From the first line to the last, print the data exactly as written.

(Page and application data records)
++++++++++++++++++++

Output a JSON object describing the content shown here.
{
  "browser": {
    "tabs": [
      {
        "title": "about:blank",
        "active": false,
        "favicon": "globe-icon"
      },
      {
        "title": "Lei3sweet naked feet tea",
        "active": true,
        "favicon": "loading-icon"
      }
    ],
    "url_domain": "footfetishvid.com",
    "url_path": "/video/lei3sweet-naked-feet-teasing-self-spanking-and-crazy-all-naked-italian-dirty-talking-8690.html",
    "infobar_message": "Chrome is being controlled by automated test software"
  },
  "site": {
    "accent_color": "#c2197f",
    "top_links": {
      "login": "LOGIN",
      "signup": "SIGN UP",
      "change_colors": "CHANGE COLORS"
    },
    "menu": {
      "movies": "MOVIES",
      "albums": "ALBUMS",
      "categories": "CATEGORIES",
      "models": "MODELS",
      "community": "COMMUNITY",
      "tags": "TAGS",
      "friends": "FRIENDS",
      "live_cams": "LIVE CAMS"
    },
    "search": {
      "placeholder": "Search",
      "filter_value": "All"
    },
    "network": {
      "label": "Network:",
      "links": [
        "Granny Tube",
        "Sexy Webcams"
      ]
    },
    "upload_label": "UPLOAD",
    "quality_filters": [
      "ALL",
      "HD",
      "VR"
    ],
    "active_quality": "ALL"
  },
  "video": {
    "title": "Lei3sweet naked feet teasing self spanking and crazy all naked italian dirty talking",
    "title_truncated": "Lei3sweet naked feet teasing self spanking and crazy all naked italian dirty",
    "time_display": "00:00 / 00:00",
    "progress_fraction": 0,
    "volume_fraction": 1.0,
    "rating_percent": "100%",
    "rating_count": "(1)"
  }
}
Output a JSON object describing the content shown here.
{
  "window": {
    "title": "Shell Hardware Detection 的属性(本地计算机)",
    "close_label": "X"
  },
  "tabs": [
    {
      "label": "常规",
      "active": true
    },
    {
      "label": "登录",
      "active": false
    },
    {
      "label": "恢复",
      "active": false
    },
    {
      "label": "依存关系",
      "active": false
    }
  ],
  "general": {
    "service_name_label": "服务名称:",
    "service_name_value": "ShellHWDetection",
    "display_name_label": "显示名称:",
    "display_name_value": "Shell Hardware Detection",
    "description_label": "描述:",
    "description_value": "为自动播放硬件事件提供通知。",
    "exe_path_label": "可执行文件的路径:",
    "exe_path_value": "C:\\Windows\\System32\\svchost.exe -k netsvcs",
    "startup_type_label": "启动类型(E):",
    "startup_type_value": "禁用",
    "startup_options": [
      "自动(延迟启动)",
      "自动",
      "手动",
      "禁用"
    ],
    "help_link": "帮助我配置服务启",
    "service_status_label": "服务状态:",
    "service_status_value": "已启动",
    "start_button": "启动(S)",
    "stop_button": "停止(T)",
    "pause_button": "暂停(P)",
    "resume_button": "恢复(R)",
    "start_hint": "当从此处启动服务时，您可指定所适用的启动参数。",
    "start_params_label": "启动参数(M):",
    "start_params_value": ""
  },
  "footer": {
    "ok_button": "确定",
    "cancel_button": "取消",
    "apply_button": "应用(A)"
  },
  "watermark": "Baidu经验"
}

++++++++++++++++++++

* _SOLUTION TO THIS PROBLEM_:
Output a JSON object describing the content shown here.
{
  "browser": {
    "tabs": [
      {
        "title": "about:blank",
        "active": false,
        "favicon": "globe-icon"
      },
      {
        "title": "Lei3sweet naked feet tea",
        "active": true,
        "favicon": "loading-icon"
      }
    ],
    "url_domain": "footfetishvid.com",
    "url_path": "/video/lei3sweet-naked-feet-teasing-self-spanking-and-crazy-all-naked-italian-dirty-talking-8690.html",
    "infobar_message": "Chrome is being controlled by automated test software"
  },
  "site": {
    "accent_color": "#c2197f",
    "top_links": {
      "login": "LOGIN",
      "signup": "SIGN UP",
      "change_colors": "CHANGE COLORS"
    },
    "menu": {
      "movies": "MOVIES",
      "albums": "ALBUMS",
      "categories": "CATEGORIES",
      "models": "MODELS",
      "community": "COMMUNITY",
      "tags": "TAGS",
      "friends": "FRIENDS",
      "live_cams": "LIVE CAMS"
    },
    "search": {
      "placeholder": "Search",
      "filter_value": "All"
    },
    "network": {
      "label": "Network:",
      "links": [
        "Granny Tube",
        "Sexy Webcams"
      ]
    },
    "upload_label": "UPLOAD",
    "quality_filters": [
      "ALL",
      "HD",
      "VR"
    ],
    "active_quality": "ALL"
  },
  "video": {
    "title": "Lei3sweet naked feet teasing self spanking and crazy all naked italian dirty talking",
    "title_truncated": "Lei3sweet naked feet teasing self spanking and crazy all naked italian dirty",
    "time_display": "00:00 / 00:00",
    "progress_fraction": 0,
    "volume_fraction": 1.0,
    "rating_percent": "100%",
    "rating_count": "(1)"
  }
}
Output a JSON object describing the content shown here.
{
  "window": {
    "title": "Shell Hardware Detection 的属性(本地计算机)",
    "close_label": "X"
  },
  "tabs": [
    {
      "label": "常规",
      "active": true
    },
    {
      "label": "登录",
      "active": false
    },
    {
      "label": "恢复",
      "active": false
    },
    {
      "label": "依存关系",
      "active": false
    }
  ],
  "general": {
    "service_name_label": "服务名称:",
    "service_name_value": "ShellHWDetection",
    "display_name_label": "显示名称:",
    "display_name_value": "Shell Hardware Detection",
    "description_label": "描述:",
    "description_value": "为自动播放硬件事件提供通知。",
    "exe_path_label": "可执行文件的路径:",
    "exe_path_value": "C:\\Windows\\System32\\svchost.exe -k netsvcs",
    "startup_type_label": "启动类型(E):",
    "startup_type_value": "禁用",
    "startup_options": [
      "自动(延迟启动)",
      "自动",
      "手动",
      "禁用"
    ],
    "help_link": "帮助我配置服务启",
    "service_status_label": "服务状态:",
    "service_status_value": "已启动",
    "start_button": "启动(S)",
    "stop_button": "停止(T)",
    "pause_button": "暂停(P)",
    "resume_button": "恢复(R)",
    "start_hint": "当从此处启动服务时，您可指定所适用的启动参数。",
    "start_params_label": "启动参数(M):",
    "start_params_value": ""
  },
  "footer": {
    "ok_button": "确定",
    "cancel_button": "取消",
    "apply_button": "应用(A)"
  },
  "watermark": "Baidu经验"
}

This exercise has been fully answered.